• _Data section_:
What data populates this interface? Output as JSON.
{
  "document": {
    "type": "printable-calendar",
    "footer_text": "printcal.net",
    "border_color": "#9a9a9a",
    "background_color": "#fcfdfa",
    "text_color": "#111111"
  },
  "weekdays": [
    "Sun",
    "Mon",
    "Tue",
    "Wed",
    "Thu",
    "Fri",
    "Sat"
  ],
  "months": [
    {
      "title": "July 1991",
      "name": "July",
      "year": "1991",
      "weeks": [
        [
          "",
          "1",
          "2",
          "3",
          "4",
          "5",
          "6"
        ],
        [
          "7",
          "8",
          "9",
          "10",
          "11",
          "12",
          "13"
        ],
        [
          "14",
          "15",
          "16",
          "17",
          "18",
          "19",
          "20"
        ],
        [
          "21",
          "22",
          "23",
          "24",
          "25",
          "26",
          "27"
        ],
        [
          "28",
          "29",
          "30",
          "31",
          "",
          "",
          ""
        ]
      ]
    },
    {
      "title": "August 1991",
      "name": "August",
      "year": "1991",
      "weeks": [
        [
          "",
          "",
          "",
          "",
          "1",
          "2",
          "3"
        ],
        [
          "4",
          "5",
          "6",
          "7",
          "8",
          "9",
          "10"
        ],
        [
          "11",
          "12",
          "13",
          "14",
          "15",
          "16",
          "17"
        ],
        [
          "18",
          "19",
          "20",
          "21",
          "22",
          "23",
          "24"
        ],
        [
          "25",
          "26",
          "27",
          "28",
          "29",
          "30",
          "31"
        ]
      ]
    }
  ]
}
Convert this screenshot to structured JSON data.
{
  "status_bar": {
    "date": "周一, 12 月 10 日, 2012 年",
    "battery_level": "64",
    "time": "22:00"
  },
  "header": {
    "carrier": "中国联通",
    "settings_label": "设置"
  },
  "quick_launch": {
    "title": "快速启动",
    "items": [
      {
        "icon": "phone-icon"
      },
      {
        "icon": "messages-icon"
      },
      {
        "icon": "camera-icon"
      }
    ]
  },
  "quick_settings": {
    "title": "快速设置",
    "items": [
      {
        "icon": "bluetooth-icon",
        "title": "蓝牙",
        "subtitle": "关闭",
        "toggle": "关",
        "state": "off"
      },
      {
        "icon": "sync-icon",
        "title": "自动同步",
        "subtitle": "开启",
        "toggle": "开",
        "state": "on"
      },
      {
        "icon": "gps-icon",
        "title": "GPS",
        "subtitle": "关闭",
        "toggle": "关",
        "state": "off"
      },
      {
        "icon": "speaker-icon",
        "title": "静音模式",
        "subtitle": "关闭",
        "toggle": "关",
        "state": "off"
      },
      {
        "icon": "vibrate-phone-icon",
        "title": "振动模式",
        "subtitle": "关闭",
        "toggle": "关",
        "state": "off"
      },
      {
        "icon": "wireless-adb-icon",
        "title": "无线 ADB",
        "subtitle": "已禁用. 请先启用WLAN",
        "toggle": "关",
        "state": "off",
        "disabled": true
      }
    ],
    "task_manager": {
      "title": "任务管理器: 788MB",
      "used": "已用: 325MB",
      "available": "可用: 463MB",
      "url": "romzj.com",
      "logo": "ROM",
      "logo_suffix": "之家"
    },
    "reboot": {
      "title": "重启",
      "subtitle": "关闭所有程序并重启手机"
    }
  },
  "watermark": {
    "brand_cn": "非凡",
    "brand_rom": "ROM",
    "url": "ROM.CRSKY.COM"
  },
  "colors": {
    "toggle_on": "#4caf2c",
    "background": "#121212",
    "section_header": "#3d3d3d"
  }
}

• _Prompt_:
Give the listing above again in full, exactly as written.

• _Response area_:
What data populates this interface? Output as JSON.
{
  "document": {
    "type": "printable-calendar",
    "footer_text": "printcal.net",
    "border_color": "#9a9a9a",
    "background_color": "#fcfdfa",
    "text_color": "#111111"
  },
  "weekdays": [
    "Sun",
    "Mon",
    "Tue",
    "Wed",
    "Thu",
    "Fri",
    "Sat"
  ],
  "months": [
    {
      "title": "July 1991",
      "name": "July",
      "year": "1991",
      "weeks": [
        [
          "",
          "1",
          "2",
          "3",
          "4",
          "5",
          "6"
        ],
        [
          "7",
          "8",
          "9",
          "10",
          "11",
          "12",
          "13"
        ],
        [
          "14",
          "15",
          "16",
          "17",
          "18",
          "19",
          "20"
        ],
        [
          "21",
          "22",
          "23",
          "24",
          "25",
          "26",
          "27"
        ],
        [
          "28",
          "29",
          "30",
          "31",
          "",
          "",
          ""
        ]
      ]
    },
    {
      "title": "August 1991",
      "name": "August",
      "year": "1991",
      "weeks": [
        [
          "",
          "",
          "",
          "",
          "1",
          "2",
          "3"
        ],
        [
          "4",
          "5",
          "6",
          "7",
          "8",
          "9",
          "10"
        ],
        [
          "11",
          "12",
          "13",
          "14",
          "15",
          "16",
          "17"
        ],
        [
          "18",
          "19",
          "20",
          "21",
          "22",
          "23",
          "24"
        ],
        [
          "25",
          "26",
          "27",
          "28",
          "29",
          "30",
          "31"
        ]
      ]
    }
  ]
}
Convert this screenshot to structured JSON data.
{
  "status_bar": {
    "date": "周一, 12 月 10 日, 2012 年",
    "battery_level": "64",
    "time": "22:00"
  },
  "header": {
    "carrier": "中国联通",
    "settings_label": "设置"
  },
  "quick_launch": {
    "title": "快速启动",
    "items": [
      {
        "icon": "phone-icon"
      },
      {
        "icon": "messages-icon"
      },
      {
        "icon": "camera-icon"
      }
    ]
  },
  "quick_settings": {
    "title": "快速设置",
    "items": [
      {
        "icon": "bluetooth-icon",
        "title": "蓝牙",
        "subtitle": "关闭",
        "toggle": "关",
        "state": "off"
      },
      {
        "icon": "sync-icon",
        "title": "自动同步",
        "subtitle": "开启",
        "toggle": "开",
        "state": "on"
      },
      {
        "icon": "gps-icon",
        "title": "GPS",
        "subtitle": "关闭",
        "toggle": "关",
        "state": "off"
      },
      {
        "icon": "speaker-icon",
        "title": "静音模式",
        "subtitle": "关闭",
        "toggle": "关",
        "state": "off"
      },
      {
        "icon": "vibrate-phone-icon",
        "title": "振动模式",
        "subtitle": "关闭",
        "toggle": "关",
        "state": "off"
      },
      {
        "icon": "wireless-adb-icon",
        "title": "无线 ADB",
        "subtitle": "已禁用. 请先启用WLAN",
        "toggle": "关",
        "state": "off",
        "disabled": true
      }
    ],
    "task_manager": {
      "title": "任务管理器: 788MB",
      "used": "已用: 325MB",
      "available": "可用: 463MB",
      "url": "romzj.com",
      "logo": "ROM",
      "logo_suffix": "之家"
    },
    "reboot": {
      "title": "重启",
      "subtitle": "关闭所有程序并重启手机"
    }
  },
  "watermark": {
    "brand_cn": "非凡",
    "brand_rom": "ROM",
    "url": "ROM.CRSKY.COM"
  },
  "colors": {
    "toggle_on": "#4caf2c",
    "background": "#121212",
    "section_header": "#3d3d3d"
  }
}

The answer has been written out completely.